[Page and application data records]
[Start of Attachment]
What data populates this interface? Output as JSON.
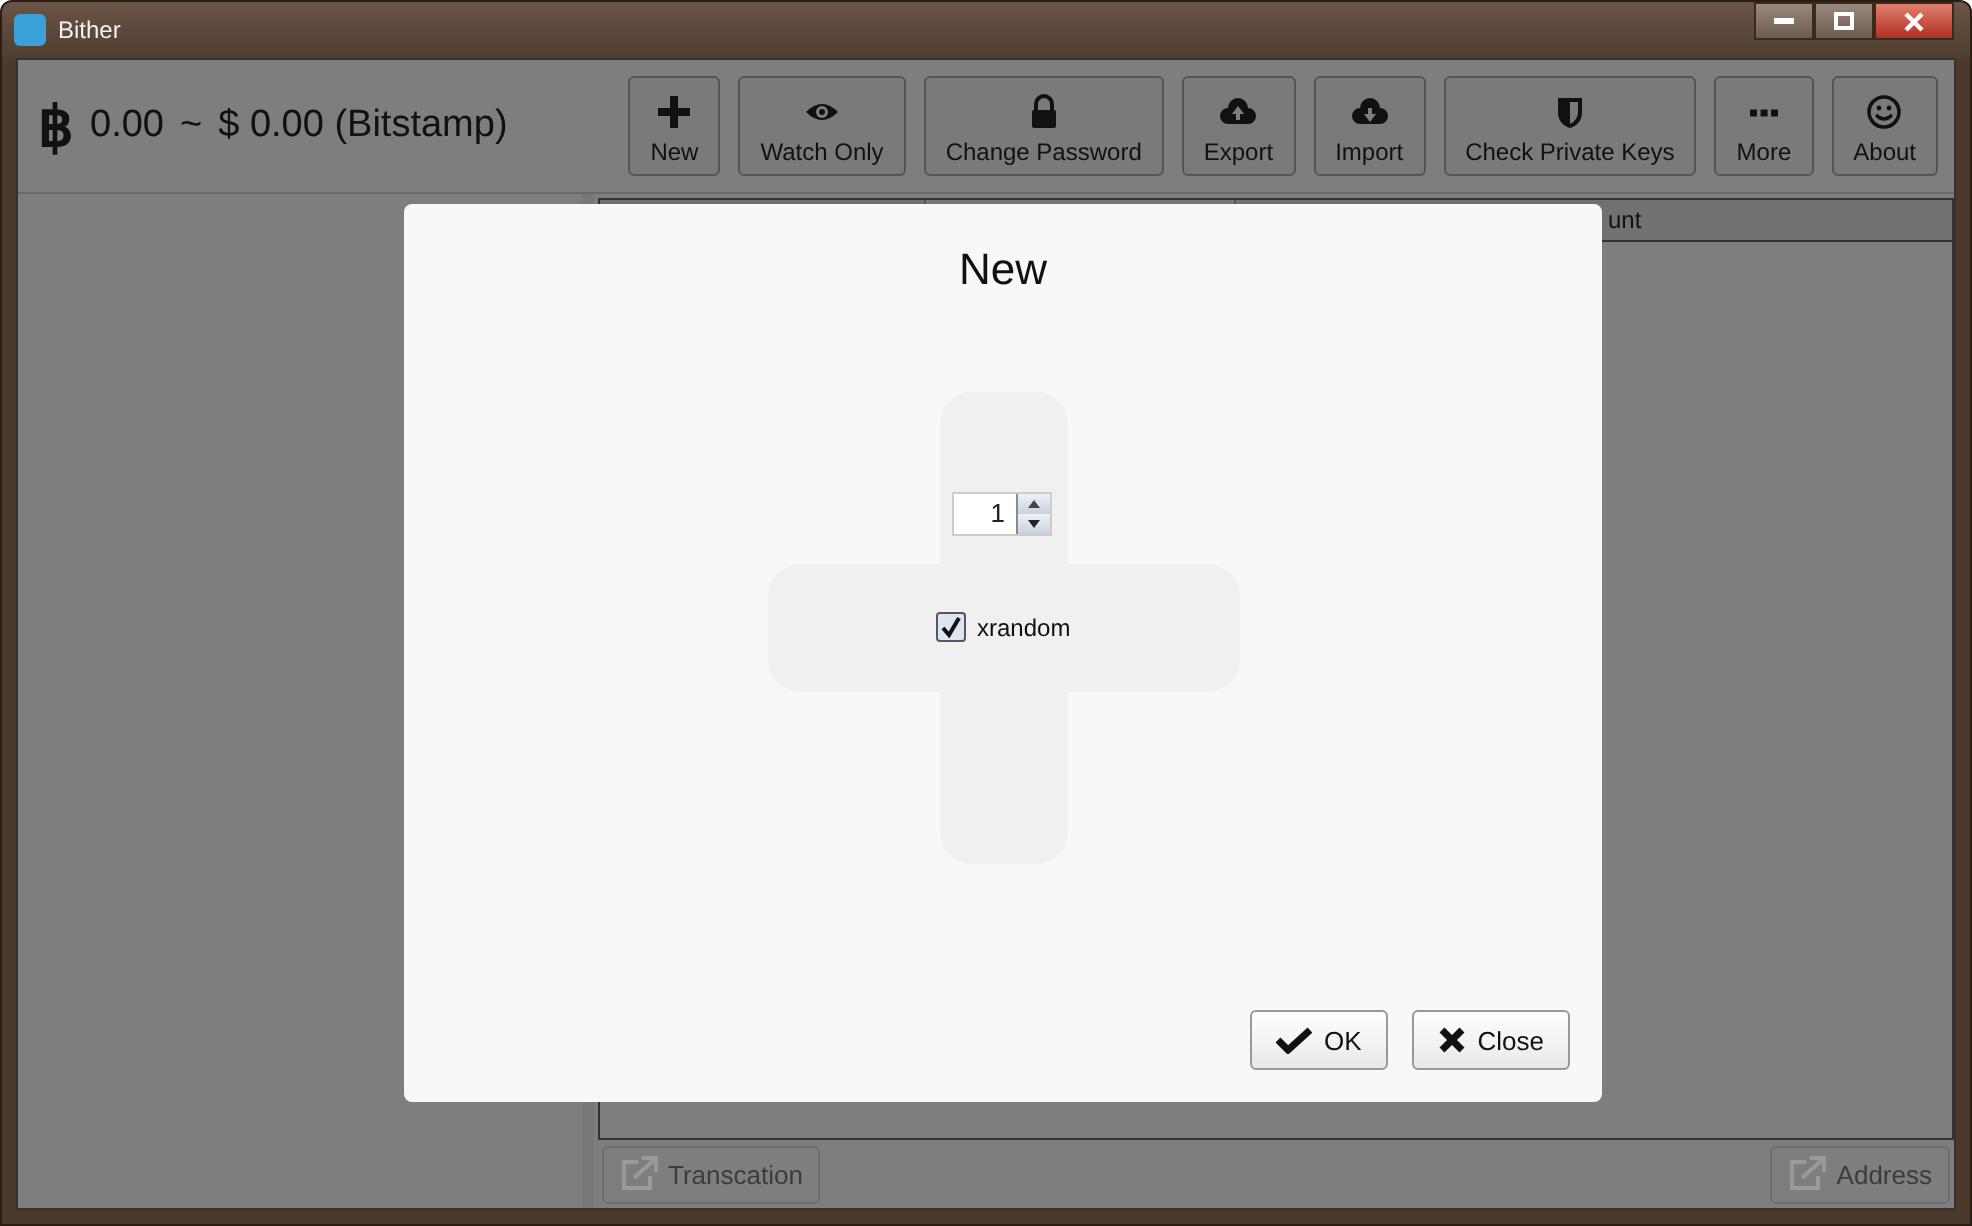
{
  "window": {
    "title": "Bither"
  },
  "balance": {
    "symbol": "฿",
    "btc": "0.00",
    "separator": "~",
    "fiat": "$ 0.00 (Bitstamp)"
  },
  "toolbar": [
    "New",
    "Watch Only",
    "Change Password",
    "Export",
    "Import",
    "Check Private Keys",
    "More",
    "About"
  ],
  "table": {
    "column_3": "unt"
  },
  "footer_buttons": [
    {
      "label": "Transcation",
      "disabled": true
    },
    {
      "label": "Address",
      "disabled": true
    }
  ],
  "dialog": {
    "title": "New",
    "count": "1",
    "option": {
      "label": "xrandom",
      "checked": true
    },
    "buttons": [
      "OK",
      "Close"
    ]
  }
}
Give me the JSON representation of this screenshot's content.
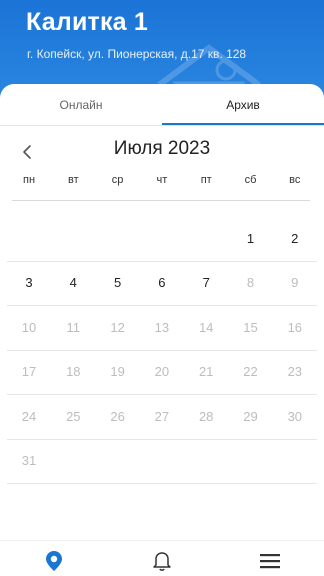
{
  "header": {
    "title": "Калитка 1",
    "address": "г. Копейск, ул. Пионерская, д.17 кв. 128"
  },
  "tabs": [
    {
      "label": "Онлайн",
      "active": false
    },
    {
      "label": "Архив",
      "active": true
    }
  ],
  "calendar": {
    "month_label": "Июля 2023",
    "weekdays": [
      "пн",
      "вт",
      "ср",
      "чт",
      "пт",
      "сб",
      "вс"
    ],
    "weeks": [
      [
        "",
        "",
        "",
        "",
        "",
        "1",
        "2"
      ],
      [
        "3",
        "4",
        "5",
        "6",
        "7",
        "8",
        "9"
      ],
      [
        "10",
        "11",
        "12",
        "13",
        "14",
        "15",
        "16"
      ],
      [
        "17",
        "18",
        "19",
        "20",
        "21",
        "22",
        "23"
      ],
      [
        "24",
        "25",
        "26",
        "27",
        "28",
        "29",
        "30"
      ],
      [
        "31",
        "",
        "",
        "",
        "",
        "",
        ""
      ]
    ],
    "enabled_days": [
      "1",
      "2",
      "3",
      "4",
      "5",
      "6",
      "7"
    ]
  },
  "icons": {
    "back": "chevron-left-icon",
    "nav_home": "location-pin-icon",
    "nav_notifications": "bell-icon",
    "nav_menu": "hamburger-menu-icon"
  },
  "colors": {
    "accent": "#1976d2",
    "disabled_text": "#bdbdbd"
  }
}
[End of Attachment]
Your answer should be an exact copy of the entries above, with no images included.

What data populates this interface? Output as JSON.
{
  "window": {
    "title": "Bither"
  },
  "balance": {
    "symbol": "฿",
    "btc": "0.00",
    "separator": "~",
    "fiat": "$ 0.00 (Bitstamp)"
  },
  "toolbar": [
    "New",
    "Watch Only",
    "Change Password",
    "Export",
    "Import",
    "Check Private Keys",
    "More",
    "About"
  ],
  "table": {
    "column_3": "unt"
  },
  "footer_buttons": [
    {
      "label": "Transcation",
      "disabled": true
    },
    {
      "label": "Address",
      "disabled": true
    }
  ],
  "dialog": {
    "title": "New",
    "count": "1",
    "option": {
      "label": "xrandom",
      "checked": true
    },
    "buttons": [
      "OK",
      "Close"
    ]
  }
}
Give me the JSON representation of this screenshot's content.
{
  "header": {
    "title": "Калитка 1",
    "address": "г. Копейск, ул. Пионерская, д.17 кв. 128"
  },
  "tabs": [
    {
      "label": "Онлайн",
      "active": false
    },
    {
      "label": "Архив",
      "active": true
    }
  ],
  "calendar": {
    "month_label": "Июля 2023",
    "weekdays": [
      "пн",
      "вт",
      "ср",
      "чт",
      "пт",
      "сб",
      "вс"
    ],
    "weeks": [
      [
        "",
        "",
        "",
        "",
        "",
        "1",
        "2"
      ],
      [
        "3",
        "4",
        "5",
        "6",
        "7",
        "8",
        "9"
      ],
      [
        "10",
        "11",
        "12",
        "13",
        "14",
        "15",
        "16"
      ],
      [
        "17",
        "18",
        "19",
        "20",
        "21",
        "22",
        "23"
      ],
      [
        "24",
        "25",
        "26",
        "27",
        "28",
        "29",
        "30"
      ],
      [
        "31",
        "",
        "",
        "",
        "",
        "",
        ""
      ]
    ],
    "enabled_days": [
      "1",
      "2",
      "3",
      "4",
      "5",
      "6",
      "7"
    ]
  },
  "icons": {
    "back": "chevron-left-icon",
    "nav_home": "location-pin-icon",
    "nav_notifications": "bell-icon",
    "nav_menu": "hamburger-menu-icon"
  },
  "colors": {
    "accent": "#1976d2",
    "disabled_text": "#bdbdbd"
  }
}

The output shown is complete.